(Items from an interface collection)
◆ ◆ ◆ ◆ ◆

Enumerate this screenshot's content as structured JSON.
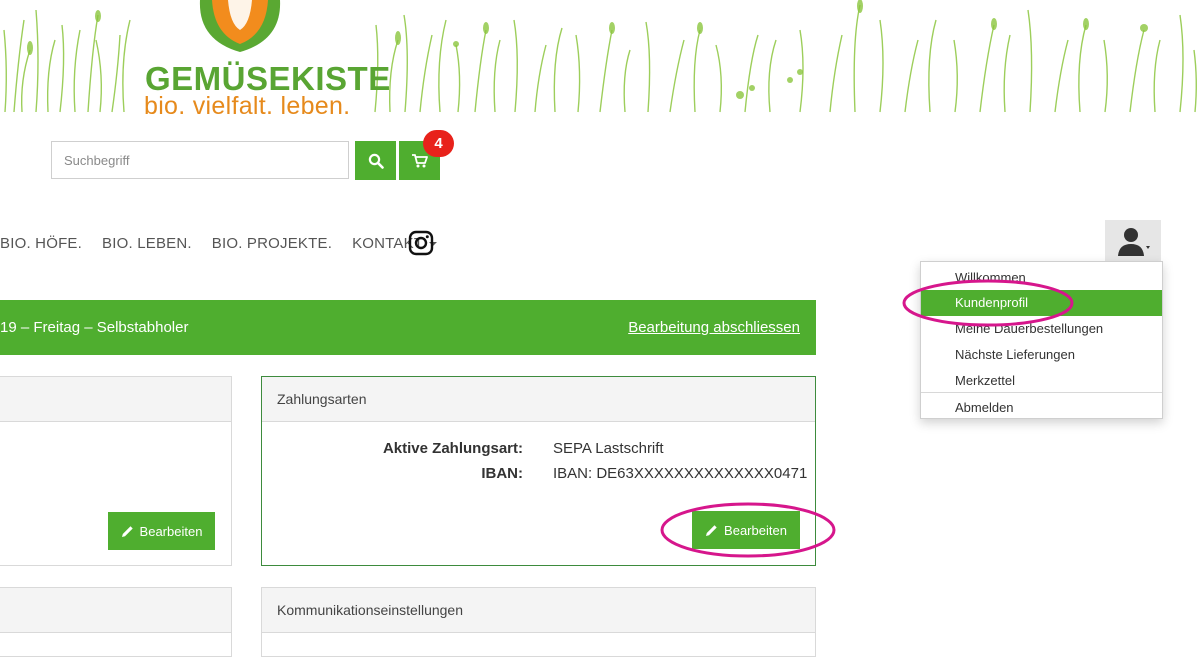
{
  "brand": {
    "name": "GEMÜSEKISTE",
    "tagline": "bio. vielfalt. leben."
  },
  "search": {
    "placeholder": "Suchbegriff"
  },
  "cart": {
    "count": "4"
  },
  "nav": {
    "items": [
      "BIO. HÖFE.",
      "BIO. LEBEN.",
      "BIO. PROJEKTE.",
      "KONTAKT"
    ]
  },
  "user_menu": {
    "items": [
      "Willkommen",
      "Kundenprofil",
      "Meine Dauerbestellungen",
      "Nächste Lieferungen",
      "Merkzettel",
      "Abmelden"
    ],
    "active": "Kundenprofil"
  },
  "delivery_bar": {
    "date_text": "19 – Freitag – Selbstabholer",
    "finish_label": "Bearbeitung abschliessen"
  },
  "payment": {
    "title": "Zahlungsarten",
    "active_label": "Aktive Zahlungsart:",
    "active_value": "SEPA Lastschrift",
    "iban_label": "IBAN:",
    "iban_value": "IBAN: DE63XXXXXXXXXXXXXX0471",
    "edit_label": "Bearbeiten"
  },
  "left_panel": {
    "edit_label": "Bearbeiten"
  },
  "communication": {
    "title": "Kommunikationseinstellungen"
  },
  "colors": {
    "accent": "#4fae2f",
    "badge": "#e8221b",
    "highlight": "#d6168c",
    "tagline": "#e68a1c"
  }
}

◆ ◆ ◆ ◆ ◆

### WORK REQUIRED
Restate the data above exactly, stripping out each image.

### RESPONSE AREA
Enumerate this screenshot's content as structured JSON.
{
  "brand": {
    "name": "GEMÜSEKISTE",
    "tagline": "bio. vielfalt. leben."
  },
  "search": {
    "placeholder": "Suchbegriff"
  },
  "cart": {
    "count": "4"
  },
  "nav": {
    "items": [
      "BIO. HÖFE.",
      "BIO. LEBEN.",
      "BIO. PROJEKTE.",
      "KONTAKT"
    ]
  },
  "user_menu": {
    "items": [
      "Willkommen",
      "Kundenprofil",
      "Meine Dauerbestellungen",
      "Nächste Lieferungen",
      "Merkzettel",
      "Abmelden"
    ],
    "active": "Kundenprofil"
  },
  "delivery_bar": {
    "date_text": "19 – Freitag – Selbstabholer",
    "finish_label": "Bearbeitung abschliessen"
  },
  "payment": {
    "title": "Zahlungsarten",
    "active_label": "Aktive Zahlungsart:",
    "active_value": "SEPA Lastschrift",
    "iban_label": "IBAN:",
    "iban_value": "IBAN: DE63XXXXXXXXXXXXXX0471",
    "edit_label": "Bearbeiten"
  },
  "left_panel": {
    "edit_label": "Bearbeiten"
  },
  "communication": {
    "title": "Kommunikationseinstellungen"
  },
  "colors": {
    "accent": "#4fae2f",
    "badge": "#e8221b",
    "highlight": "#d6168c",
    "tagline": "#e68a1c"
  }
}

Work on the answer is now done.